┌─ GIVEN ENTRIES

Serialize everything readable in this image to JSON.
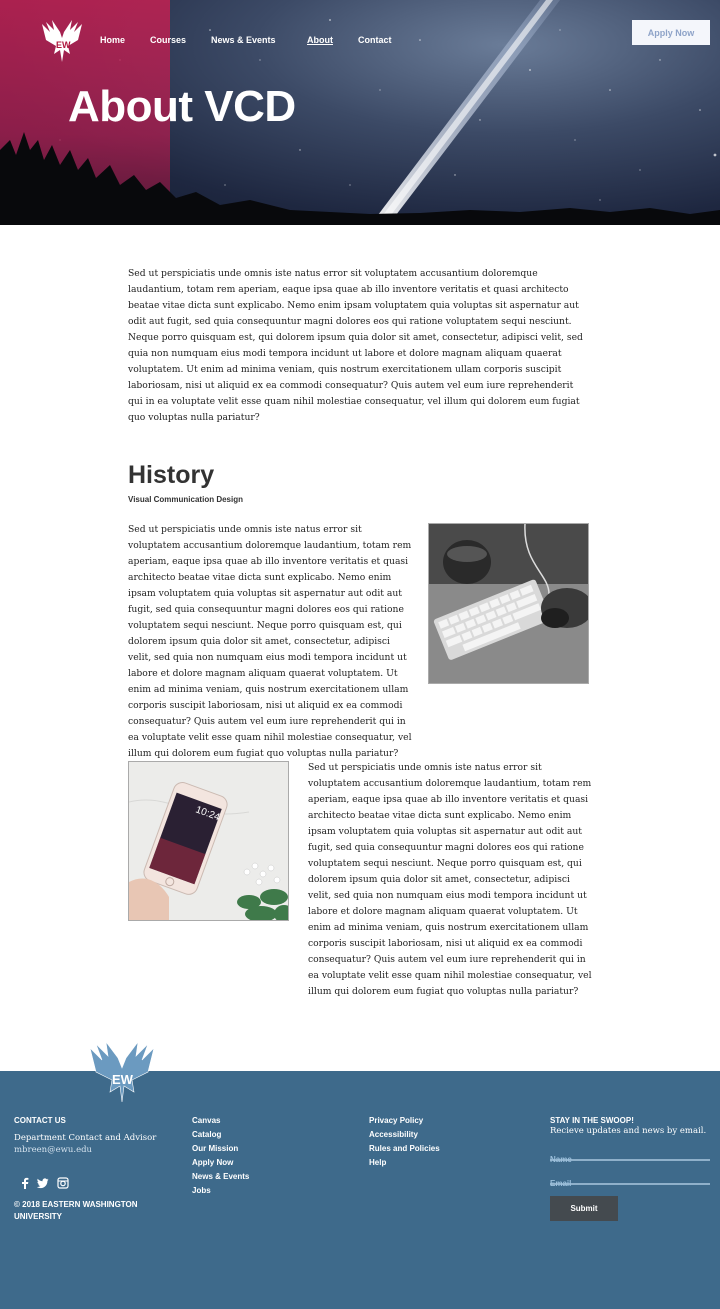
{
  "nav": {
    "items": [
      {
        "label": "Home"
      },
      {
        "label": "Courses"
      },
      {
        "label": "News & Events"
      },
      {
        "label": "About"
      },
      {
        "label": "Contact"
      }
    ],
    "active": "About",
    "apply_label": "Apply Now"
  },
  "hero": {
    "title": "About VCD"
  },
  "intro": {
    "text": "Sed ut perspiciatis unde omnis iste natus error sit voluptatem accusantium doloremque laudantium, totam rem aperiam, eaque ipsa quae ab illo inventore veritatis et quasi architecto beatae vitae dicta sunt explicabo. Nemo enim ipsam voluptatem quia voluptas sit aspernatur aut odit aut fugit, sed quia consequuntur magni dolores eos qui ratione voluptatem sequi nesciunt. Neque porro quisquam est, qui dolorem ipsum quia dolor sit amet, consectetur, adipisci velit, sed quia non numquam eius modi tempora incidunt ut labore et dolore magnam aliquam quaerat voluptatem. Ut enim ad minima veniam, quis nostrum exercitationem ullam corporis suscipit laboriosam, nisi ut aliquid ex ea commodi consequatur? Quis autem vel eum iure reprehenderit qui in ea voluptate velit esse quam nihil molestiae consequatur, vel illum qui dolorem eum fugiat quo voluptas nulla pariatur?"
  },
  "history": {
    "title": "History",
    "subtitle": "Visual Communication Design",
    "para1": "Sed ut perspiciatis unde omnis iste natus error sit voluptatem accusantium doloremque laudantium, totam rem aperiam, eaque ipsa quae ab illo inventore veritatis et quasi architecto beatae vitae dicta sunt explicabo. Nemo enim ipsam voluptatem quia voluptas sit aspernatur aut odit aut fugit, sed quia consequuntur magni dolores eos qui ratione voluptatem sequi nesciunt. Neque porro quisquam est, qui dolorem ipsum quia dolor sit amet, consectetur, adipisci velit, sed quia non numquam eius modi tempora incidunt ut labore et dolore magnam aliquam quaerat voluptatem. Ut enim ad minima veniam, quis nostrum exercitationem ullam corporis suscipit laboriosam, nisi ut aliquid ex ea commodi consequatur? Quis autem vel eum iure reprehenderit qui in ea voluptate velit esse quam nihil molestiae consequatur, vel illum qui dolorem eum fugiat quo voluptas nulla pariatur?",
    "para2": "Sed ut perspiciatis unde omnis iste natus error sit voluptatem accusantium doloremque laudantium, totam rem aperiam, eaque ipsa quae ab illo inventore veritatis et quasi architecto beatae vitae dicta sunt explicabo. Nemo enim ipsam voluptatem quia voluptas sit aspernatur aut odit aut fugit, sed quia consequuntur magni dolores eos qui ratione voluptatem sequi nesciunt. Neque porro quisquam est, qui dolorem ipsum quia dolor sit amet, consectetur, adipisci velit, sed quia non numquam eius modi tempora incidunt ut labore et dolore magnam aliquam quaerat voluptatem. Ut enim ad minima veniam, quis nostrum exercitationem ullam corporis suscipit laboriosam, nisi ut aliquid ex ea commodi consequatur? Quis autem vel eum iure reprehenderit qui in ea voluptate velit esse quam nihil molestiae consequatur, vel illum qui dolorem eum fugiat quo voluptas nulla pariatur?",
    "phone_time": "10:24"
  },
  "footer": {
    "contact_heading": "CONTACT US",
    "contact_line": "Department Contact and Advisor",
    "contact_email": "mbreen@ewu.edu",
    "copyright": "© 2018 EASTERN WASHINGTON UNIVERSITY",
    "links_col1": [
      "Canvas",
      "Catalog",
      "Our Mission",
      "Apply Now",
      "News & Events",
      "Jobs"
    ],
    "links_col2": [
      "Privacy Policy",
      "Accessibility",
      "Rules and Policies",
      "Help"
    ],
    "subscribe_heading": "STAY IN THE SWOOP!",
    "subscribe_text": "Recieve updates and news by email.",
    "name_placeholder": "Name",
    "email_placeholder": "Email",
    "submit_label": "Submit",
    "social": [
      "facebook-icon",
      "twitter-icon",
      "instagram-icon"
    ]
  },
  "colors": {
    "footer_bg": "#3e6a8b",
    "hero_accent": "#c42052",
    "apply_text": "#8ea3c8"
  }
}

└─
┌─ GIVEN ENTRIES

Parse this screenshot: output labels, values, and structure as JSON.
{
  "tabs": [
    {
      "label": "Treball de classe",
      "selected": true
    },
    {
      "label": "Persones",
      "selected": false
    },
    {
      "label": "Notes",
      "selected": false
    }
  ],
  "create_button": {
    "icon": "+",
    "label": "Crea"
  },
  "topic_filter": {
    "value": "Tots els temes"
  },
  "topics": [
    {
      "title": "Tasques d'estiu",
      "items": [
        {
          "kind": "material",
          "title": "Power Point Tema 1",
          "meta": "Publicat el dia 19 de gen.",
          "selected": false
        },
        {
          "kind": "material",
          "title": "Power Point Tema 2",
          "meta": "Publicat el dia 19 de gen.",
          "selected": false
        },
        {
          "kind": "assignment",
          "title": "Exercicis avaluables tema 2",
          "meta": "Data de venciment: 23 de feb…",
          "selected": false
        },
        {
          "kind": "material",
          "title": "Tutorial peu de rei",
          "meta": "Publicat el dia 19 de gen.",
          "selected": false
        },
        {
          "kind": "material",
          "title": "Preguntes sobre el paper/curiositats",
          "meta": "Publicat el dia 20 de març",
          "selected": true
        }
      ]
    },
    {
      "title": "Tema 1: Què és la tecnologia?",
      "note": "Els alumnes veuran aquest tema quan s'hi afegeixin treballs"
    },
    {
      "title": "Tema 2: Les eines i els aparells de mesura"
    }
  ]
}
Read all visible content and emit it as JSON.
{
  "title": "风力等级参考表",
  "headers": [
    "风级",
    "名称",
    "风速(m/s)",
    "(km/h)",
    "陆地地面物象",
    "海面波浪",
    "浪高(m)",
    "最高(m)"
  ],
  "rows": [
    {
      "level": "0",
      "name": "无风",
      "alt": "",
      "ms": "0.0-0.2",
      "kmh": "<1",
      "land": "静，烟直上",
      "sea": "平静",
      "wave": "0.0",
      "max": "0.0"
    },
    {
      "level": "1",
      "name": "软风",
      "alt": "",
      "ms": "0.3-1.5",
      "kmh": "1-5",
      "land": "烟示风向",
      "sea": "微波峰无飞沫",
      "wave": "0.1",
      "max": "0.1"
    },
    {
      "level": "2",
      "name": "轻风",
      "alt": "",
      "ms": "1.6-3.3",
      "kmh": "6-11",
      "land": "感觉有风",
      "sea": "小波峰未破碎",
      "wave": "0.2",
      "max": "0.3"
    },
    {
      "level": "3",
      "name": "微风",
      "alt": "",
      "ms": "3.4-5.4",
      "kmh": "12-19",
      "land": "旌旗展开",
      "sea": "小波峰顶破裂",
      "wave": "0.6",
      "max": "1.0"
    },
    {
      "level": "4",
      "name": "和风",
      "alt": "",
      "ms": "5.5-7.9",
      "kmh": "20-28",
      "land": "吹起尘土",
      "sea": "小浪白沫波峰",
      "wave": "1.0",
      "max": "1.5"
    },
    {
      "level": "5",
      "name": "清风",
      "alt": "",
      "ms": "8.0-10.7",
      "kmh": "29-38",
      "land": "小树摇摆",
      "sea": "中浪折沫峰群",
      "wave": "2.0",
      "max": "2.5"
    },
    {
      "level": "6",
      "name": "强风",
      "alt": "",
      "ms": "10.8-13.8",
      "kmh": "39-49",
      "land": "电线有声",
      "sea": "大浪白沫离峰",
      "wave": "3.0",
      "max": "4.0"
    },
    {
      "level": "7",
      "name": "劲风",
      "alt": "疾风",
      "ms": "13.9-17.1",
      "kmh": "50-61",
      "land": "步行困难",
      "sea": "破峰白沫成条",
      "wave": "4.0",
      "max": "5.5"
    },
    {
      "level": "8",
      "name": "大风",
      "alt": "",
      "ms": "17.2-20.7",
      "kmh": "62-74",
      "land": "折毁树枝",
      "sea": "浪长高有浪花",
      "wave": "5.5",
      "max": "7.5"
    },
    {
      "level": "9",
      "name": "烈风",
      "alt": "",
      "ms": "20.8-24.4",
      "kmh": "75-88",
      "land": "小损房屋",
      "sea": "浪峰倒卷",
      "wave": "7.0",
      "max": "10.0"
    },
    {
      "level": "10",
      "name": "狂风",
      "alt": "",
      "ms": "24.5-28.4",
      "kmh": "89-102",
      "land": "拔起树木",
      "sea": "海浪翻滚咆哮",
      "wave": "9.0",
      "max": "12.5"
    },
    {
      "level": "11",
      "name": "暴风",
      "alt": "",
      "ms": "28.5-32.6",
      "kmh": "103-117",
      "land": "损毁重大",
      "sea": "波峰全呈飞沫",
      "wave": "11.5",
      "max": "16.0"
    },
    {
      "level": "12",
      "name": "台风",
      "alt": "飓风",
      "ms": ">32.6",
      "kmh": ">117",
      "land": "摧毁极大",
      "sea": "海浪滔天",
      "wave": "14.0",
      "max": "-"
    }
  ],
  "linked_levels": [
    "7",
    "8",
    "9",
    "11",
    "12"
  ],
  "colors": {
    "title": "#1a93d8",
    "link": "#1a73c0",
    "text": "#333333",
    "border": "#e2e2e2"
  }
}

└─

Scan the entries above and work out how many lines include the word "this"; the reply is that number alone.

:: YOUR SOLUTION ::
2